I “met” Thomas a few years ago, when a friend pointed me to his blog and said I needed to talk to him for my book (he’s a contributor). I’m glad I did, because Thomas offers a different take on what we all do here in the quilting world (I say this as someone who’s a decidedly amateur quilter but an avid observer, writer, and converser within and about the community). When I talked to Thomas, our conversation swirled around what makes a quilt modern, art history’s influence on modern quilters, and how we talk about our own quilts. I saw right away that Thomas has a vision, and that he wants his work to contribute to what’s happening in the community today. And so it has —

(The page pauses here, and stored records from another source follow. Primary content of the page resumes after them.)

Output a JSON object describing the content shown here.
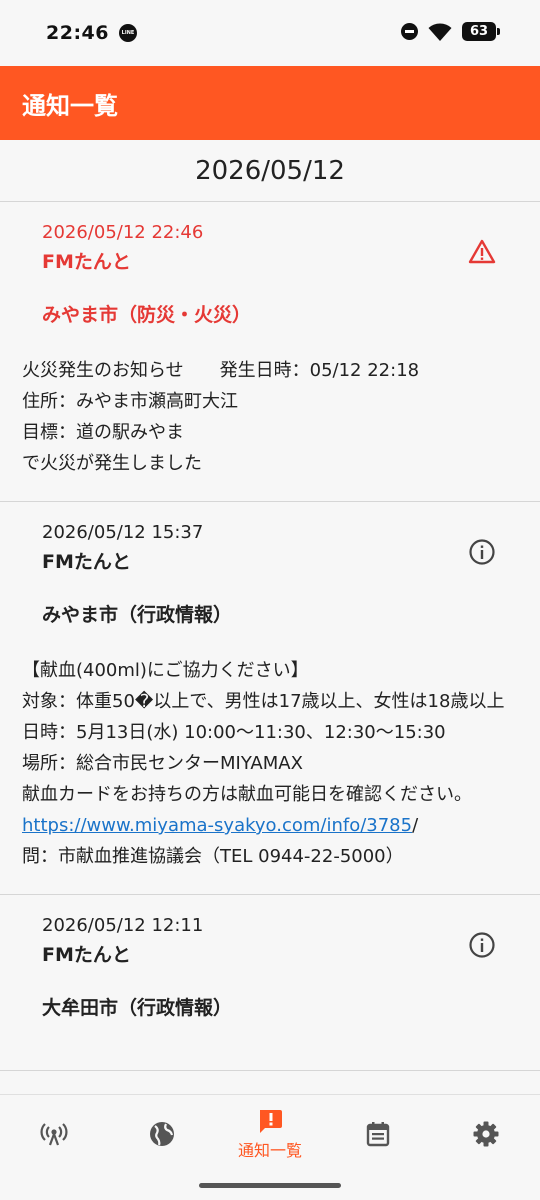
{
  "status_bar": {
    "time": "22:46",
    "line_badge": "LINE",
    "battery": "63"
  },
  "app_bar": {
    "title": "通知一覧"
  },
  "date_header": "2026/05/12",
  "notifications": [
    {
      "type": "alert",
      "icon": "warning-icon",
      "time": "2026/05/12 22:46",
      "source": "FMたんと",
      "category": "みやま市（防災・火災）",
      "body": "火災発生のお知らせ　　発生日時：05/12 22:18\n住所：みやま市瀬高町大江\n目標：道の駅みやま\nで火災が発生しました"
    },
    {
      "type": "info",
      "icon": "info-icon",
      "time": "2026/05/12 15:37",
      "source": "FMたんと",
      "category": "みやま市（行政情報）",
      "body": "【献血(400ml)にご協力ください】\n対象：体重50�以上で、男性は17歳以上、女性は18歳以上\n日時：5月13日(水) 10:00～11:30、12:30～15:30\n場所：総合市民センターMIYAMAX\n献血カードをお持ちの方は献血可能日を確認ください。\n",
      "link": "https://www.miyama-syakyo.com/info/3785",
      "link_suffix": "/",
      "footer": "問：市献血推進協議会（TEL 0944-22-5000）"
    },
    {
      "type": "info",
      "icon": "info-icon",
      "time": "2026/05/12 12:11",
      "source": "FMたんと",
      "category": "大牟田市（行政情報）"
    }
  ],
  "bottom_nav": {
    "items": [
      {
        "icon": "radio-broadcast-icon"
      },
      {
        "icon": "globe-icon"
      },
      {
        "icon": "notification-alert-icon",
        "label": "通知一覧",
        "active": true
      },
      {
        "icon": "calendar-icon"
      },
      {
        "icon": "gear-icon"
      }
    ],
    "active_color": "#ff5722",
    "inactive_color": "#555555"
  },
  "colors": {
    "brand": "#ff5722",
    "alert": "#e53935",
    "link": "#1a73c9"
  }
}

What I like so much about this book is the way that he’s interwoven (I’ll never pass up the chance for a fiber pun) explanations of his own aesthetic and creative process — how each quilt was conceived, how he executed the design — with stories about the online modern quilt community, and anecdotes about his personal connections with quilts. For example, he describes how he and his daughter Bee use the Ampersand quilt (above) to tell stories together. They’ll point to a block, each of which has a character or image, and tell a story starting with that block. When they get stuck, they say “and…” and point to another and keep going. I’d love to make a quilt like this and use it in a children’s creative writing class; it’s such a great way of not just snuggling up under a quilt but of interacting together and using the quilt for what it’s always been used for — to tell our stories.

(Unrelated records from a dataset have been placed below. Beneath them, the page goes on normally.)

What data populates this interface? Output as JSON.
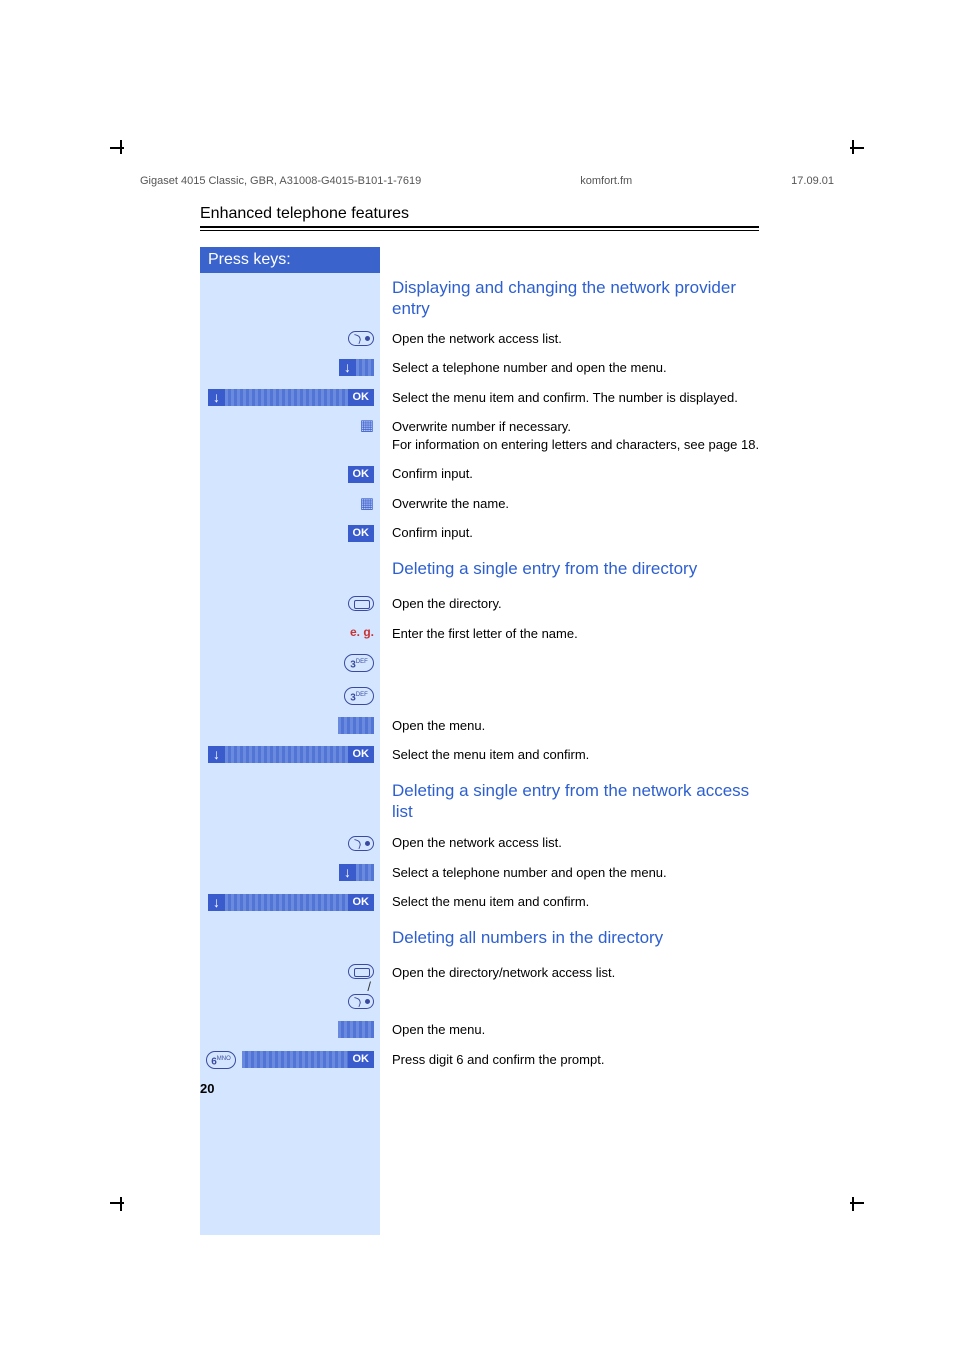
{
  "header": {
    "doc_id": "Gigaset 4015 Classic, GBR, A31008-G4015-B101-1-7619",
    "file": "komfort.fm",
    "date": "17.09.01"
  },
  "section_title": "Enhanced telephone features",
  "press_keys": "Press keys:",
  "headings": {
    "h1": "Displaying and changing the network provider entry",
    "h2": "Deleting a single entry from the directory",
    "h3": "Deleting a single entry from the network access list",
    "h4": "Deleting all numbers in the directory"
  },
  "steps": {
    "s1": "Open the network access list.",
    "s2": "Select a telephone number and open the menu.",
    "s3": "Select the menu item and confirm. The number is displayed.",
    "s4": "Overwrite number if necessary.\nFor information on entering letters and characters, see page 18.",
    "s5": "Confirm input.",
    "s6": "Overwrite the name.",
    "s7": "Confirm input.",
    "s8": "Open the directory.",
    "s9": "Enter the first letter of the name.",
    "s10": "Open the menu.",
    "s11": "Select the menu item and confirm.",
    "s12": "Open the network access list.",
    "s13": "Select a telephone number and open the menu.",
    "s14": "Select the menu item and confirm.",
    "s15": "Open the directory/network access list.",
    "s16": "Open the menu.",
    "s17": "Press digit 6 and confirm the prompt."
  },
  "labels": {
    "ok": "OK",
    "down": "↓",
    "eg": "e. g.",
    "key3": "3",
    "key3sup": "DEF",
    "key6": "6",
    "key6sup": "MNO",
    "slash": "/"
  },
  "page_number": "20"
}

Similarly, “Sum of Interrelations” exemplifies the way the online community works together, as Thomas put out a call for help making blocks for this quilt and had, “within twenty-four hours,” “a full slate of volunteers.” Cleverly, each block is an “i,” which plays on that idea of the collective and the individual.

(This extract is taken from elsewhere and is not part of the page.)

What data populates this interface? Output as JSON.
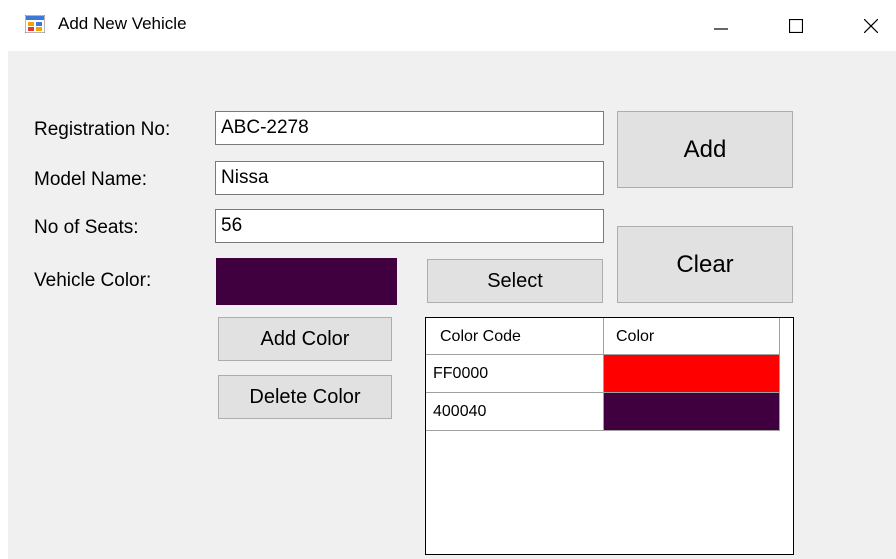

You’ll use a lot of different techniques in making the quilts in this book — reverse applique in one, matching seams and points in another, applique in another — and think more about the concepts that birth each of your quilts. How will you marry concept and object and process? It brings some of the ideas and conversations from contemporary art into quilting — even thinking about how patterns can be freeing. And, I should add, the instructions are easy to follow!
One of the quilts in this book is exhibited online by the International Quilt Study Center and Museum, that’s THE BIG MUSEUM!, in Lincoln, Nebraska.
Go learn how to make it! Go buy the book! I’ve been snuggling under a quilt with a cup of tea, rereading it again today. The pictures are beautiful, the paper feels good in my hands, and the ideas and quilts are fabulous.
Please post a comment below to win a copy of Thomas’ book! What’s one piece of inspiration that helped you make a recent quilt, whether you followed someone else’s pattern or made your own?
UPDATE 4/4: Congratulations, Mindy Tillet! You won the book! Thanks to everyone who entered and talked about your inspiration — I loved hearing about your work!!
You can read more about the book in the ongoing blog tour, here.
April 1: http://www.maryfons.com/blog/
April 2: http://www.diaryofaquilter.com/
April 3: http://quiltersconnection.ca/blog
April 4: http://www.crinkledreams.com/
April 5: http://generationqmagazine.com/
April 6: http://www.clothpaperscissors.com/blogs/barb/default.aspx
April 7: http://www.sewsweetness.com/
April 8: http://gogokim.blogspot.com
April 9: http://www.iheartlinen.typepad.com/